#### [Supplied data]
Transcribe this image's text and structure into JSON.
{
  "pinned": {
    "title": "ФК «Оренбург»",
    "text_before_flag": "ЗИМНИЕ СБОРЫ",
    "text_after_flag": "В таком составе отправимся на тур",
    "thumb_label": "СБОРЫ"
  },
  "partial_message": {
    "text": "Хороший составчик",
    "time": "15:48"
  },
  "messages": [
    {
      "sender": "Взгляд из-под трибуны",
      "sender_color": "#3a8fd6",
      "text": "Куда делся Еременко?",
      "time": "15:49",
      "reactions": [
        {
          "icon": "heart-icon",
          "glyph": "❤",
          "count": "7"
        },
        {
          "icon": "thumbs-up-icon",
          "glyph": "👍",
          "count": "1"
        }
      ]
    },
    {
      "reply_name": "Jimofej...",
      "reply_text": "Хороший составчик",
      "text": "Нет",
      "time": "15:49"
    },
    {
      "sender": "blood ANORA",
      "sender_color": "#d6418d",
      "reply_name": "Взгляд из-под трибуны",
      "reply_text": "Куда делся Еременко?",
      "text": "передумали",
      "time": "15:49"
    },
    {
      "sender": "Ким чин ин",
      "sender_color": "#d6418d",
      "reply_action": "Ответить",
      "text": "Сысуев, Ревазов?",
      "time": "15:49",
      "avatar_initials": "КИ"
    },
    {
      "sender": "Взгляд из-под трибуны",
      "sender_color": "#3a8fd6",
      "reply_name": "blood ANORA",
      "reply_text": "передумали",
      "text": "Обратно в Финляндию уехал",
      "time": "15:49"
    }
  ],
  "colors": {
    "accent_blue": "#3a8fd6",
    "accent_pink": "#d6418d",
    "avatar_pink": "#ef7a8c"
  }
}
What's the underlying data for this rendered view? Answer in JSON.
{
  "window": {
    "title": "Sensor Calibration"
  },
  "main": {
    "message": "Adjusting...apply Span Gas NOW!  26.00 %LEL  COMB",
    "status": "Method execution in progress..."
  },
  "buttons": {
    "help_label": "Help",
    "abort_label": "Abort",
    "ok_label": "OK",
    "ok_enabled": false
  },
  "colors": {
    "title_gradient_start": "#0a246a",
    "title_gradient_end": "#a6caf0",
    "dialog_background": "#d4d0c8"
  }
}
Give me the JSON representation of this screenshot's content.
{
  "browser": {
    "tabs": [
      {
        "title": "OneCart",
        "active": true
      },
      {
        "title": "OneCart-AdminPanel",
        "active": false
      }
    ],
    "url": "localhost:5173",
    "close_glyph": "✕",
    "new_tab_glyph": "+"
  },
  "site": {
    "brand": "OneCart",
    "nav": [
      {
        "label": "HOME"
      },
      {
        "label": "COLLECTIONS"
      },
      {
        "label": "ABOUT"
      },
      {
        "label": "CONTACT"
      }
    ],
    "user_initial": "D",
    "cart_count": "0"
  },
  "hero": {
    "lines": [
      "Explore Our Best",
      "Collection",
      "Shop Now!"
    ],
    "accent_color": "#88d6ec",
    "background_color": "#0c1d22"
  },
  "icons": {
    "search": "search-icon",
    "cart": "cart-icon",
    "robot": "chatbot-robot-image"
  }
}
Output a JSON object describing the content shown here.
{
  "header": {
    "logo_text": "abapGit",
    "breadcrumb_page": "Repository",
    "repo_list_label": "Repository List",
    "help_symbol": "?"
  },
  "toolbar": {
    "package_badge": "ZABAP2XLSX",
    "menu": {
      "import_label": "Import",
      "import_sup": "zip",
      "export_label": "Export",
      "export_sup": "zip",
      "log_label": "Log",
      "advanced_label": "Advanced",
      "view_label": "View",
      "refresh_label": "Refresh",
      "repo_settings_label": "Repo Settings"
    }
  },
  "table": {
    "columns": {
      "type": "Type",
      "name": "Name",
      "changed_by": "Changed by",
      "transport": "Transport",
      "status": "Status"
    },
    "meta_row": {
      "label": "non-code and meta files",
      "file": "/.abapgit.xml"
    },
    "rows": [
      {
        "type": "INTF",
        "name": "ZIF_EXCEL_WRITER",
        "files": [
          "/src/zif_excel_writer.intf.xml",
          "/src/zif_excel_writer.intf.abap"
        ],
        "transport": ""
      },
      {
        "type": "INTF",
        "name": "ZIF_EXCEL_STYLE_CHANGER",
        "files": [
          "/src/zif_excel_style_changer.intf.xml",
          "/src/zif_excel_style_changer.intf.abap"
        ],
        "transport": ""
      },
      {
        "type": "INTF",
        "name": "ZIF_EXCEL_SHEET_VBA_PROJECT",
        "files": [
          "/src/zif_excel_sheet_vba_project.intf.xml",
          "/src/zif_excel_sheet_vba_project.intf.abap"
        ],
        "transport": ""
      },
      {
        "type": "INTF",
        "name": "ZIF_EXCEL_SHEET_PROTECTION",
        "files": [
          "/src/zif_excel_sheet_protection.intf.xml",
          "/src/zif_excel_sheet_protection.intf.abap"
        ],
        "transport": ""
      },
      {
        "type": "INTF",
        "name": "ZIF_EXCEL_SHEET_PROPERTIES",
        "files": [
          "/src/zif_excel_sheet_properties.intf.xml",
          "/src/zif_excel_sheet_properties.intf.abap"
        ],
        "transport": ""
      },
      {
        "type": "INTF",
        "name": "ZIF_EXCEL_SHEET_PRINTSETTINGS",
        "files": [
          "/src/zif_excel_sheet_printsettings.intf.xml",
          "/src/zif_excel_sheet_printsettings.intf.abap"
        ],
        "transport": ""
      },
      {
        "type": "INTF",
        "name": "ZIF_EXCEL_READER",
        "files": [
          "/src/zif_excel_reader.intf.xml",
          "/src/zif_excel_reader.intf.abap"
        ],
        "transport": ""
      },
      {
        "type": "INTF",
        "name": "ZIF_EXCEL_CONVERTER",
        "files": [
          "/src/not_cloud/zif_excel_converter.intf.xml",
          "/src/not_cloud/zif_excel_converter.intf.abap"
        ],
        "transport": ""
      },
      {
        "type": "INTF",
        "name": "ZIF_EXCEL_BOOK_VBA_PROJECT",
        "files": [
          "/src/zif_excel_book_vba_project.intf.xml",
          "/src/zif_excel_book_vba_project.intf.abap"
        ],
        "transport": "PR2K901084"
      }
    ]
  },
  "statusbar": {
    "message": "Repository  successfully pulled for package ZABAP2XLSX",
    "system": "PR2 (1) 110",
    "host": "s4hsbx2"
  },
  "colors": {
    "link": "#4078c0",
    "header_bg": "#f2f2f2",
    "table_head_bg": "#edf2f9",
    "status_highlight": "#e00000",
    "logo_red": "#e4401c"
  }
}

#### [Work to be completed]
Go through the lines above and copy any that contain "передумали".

#### [Result]
      "text": "передумали",
      "reply_text": "передумали",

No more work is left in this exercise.